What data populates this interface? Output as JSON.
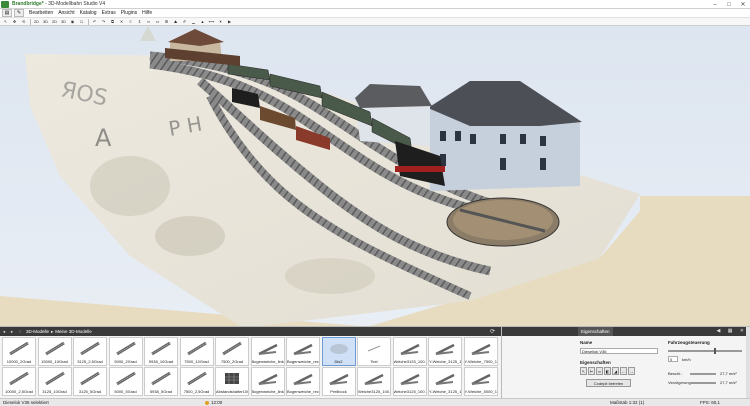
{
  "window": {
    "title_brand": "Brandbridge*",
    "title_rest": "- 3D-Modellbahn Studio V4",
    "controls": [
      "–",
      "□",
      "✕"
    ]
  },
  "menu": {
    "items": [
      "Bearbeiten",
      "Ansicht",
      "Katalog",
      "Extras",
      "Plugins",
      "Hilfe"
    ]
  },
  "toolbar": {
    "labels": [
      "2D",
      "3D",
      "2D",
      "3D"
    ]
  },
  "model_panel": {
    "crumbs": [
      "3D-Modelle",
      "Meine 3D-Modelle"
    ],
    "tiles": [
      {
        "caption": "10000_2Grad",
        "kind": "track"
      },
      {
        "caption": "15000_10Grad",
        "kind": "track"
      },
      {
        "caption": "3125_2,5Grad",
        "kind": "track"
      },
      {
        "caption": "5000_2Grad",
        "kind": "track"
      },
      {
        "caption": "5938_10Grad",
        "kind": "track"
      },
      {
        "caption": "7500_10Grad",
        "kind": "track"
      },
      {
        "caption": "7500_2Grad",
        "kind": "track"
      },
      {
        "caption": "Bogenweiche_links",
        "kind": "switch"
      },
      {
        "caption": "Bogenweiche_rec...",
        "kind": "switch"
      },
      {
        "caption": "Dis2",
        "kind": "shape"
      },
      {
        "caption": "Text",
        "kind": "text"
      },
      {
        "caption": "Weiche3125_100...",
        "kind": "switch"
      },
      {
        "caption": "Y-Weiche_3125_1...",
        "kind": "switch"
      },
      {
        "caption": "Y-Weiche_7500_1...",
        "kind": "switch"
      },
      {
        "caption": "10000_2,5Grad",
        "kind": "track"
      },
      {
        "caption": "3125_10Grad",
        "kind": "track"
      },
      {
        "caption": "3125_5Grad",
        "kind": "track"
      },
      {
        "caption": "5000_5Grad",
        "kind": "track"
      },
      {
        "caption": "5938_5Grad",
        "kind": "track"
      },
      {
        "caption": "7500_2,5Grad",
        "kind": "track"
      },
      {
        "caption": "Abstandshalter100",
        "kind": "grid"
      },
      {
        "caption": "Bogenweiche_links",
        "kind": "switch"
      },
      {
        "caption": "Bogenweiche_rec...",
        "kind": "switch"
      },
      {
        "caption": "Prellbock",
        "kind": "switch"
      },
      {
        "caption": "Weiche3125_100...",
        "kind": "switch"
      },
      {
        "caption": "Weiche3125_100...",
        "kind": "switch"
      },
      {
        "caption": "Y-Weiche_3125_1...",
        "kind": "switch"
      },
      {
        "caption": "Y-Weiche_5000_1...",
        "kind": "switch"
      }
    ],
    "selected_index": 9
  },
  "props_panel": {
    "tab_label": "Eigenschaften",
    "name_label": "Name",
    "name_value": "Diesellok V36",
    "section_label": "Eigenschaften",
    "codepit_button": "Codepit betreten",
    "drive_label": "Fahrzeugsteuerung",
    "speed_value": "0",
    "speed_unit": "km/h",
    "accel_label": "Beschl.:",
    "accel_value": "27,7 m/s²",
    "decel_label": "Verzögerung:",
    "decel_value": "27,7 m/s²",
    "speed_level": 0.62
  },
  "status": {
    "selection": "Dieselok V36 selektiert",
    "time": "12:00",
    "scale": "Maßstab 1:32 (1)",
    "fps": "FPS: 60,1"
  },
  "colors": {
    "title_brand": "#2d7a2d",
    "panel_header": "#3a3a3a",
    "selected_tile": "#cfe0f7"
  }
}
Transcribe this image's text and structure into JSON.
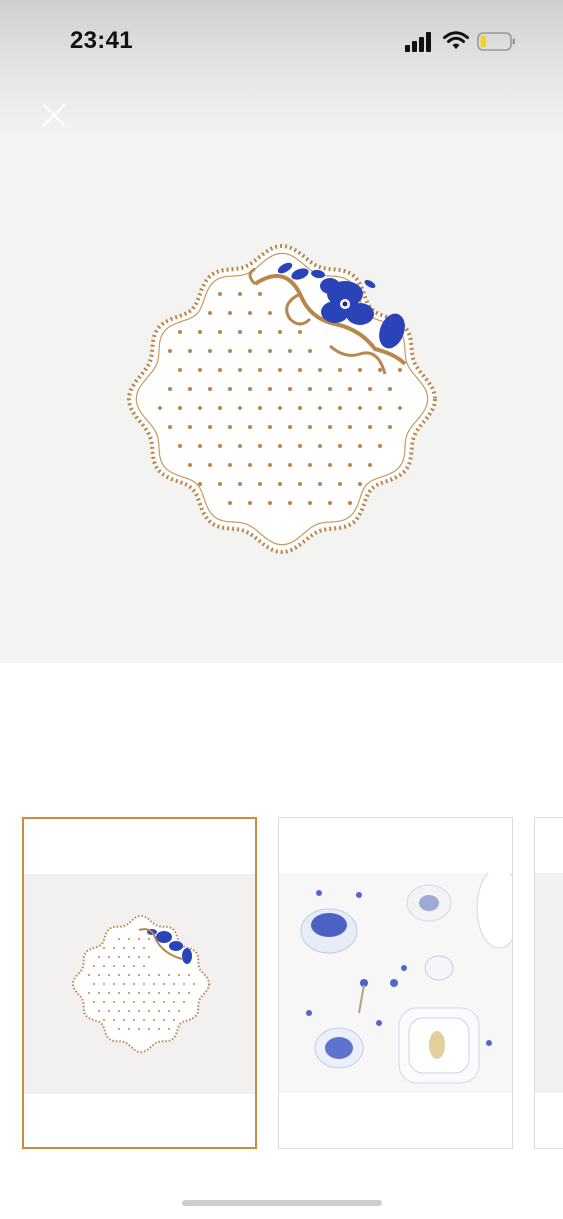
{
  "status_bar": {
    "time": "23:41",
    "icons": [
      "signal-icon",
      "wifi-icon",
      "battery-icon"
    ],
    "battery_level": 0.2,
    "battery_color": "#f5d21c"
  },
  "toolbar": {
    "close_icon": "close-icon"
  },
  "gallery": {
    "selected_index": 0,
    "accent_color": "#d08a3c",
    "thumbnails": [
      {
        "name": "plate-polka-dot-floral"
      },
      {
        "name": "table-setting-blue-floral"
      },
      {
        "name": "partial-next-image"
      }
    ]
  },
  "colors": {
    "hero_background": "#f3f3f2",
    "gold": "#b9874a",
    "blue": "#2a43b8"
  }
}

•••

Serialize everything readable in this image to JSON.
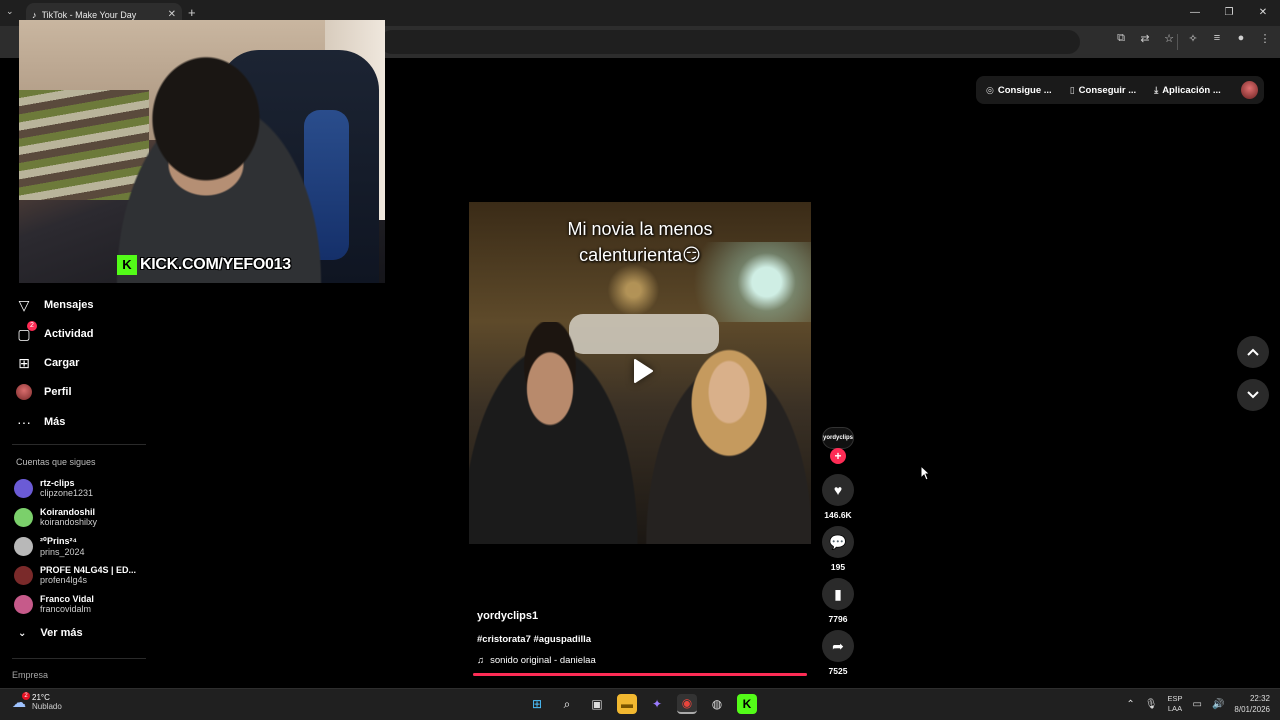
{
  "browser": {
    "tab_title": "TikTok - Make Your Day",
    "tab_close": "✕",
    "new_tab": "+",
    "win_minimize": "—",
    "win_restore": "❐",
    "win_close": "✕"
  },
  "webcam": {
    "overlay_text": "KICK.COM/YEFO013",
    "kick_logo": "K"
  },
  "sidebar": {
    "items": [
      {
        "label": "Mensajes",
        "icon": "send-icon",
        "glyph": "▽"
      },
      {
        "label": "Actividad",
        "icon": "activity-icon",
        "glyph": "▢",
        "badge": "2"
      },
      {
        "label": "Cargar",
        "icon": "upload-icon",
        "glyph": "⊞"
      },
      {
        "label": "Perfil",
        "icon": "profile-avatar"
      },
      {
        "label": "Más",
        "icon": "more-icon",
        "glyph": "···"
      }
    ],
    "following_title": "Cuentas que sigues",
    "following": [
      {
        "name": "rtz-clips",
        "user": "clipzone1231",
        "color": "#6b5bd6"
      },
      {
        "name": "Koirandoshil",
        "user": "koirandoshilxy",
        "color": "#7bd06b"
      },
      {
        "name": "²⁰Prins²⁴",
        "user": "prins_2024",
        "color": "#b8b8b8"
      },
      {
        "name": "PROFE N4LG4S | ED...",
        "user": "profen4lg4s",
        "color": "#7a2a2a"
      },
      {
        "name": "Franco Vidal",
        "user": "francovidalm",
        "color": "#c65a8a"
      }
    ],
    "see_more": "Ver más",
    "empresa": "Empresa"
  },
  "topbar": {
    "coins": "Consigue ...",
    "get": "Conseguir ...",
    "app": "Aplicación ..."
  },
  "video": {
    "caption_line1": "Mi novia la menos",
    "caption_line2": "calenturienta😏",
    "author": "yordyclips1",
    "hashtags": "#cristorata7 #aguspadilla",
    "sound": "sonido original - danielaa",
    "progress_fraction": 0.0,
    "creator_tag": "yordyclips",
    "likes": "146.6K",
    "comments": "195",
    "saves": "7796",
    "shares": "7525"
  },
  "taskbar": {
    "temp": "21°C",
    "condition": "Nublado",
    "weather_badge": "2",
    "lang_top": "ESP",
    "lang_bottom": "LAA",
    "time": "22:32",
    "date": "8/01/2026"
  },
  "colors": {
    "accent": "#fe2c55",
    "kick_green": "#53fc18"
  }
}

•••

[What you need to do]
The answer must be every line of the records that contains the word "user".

[Output below]
        "user": "clipzone1231",
        "user": "koirandoshilxy",
        "user": "prins_2024",
        "user": "profen4lg4s",
        "user": "francovidalm",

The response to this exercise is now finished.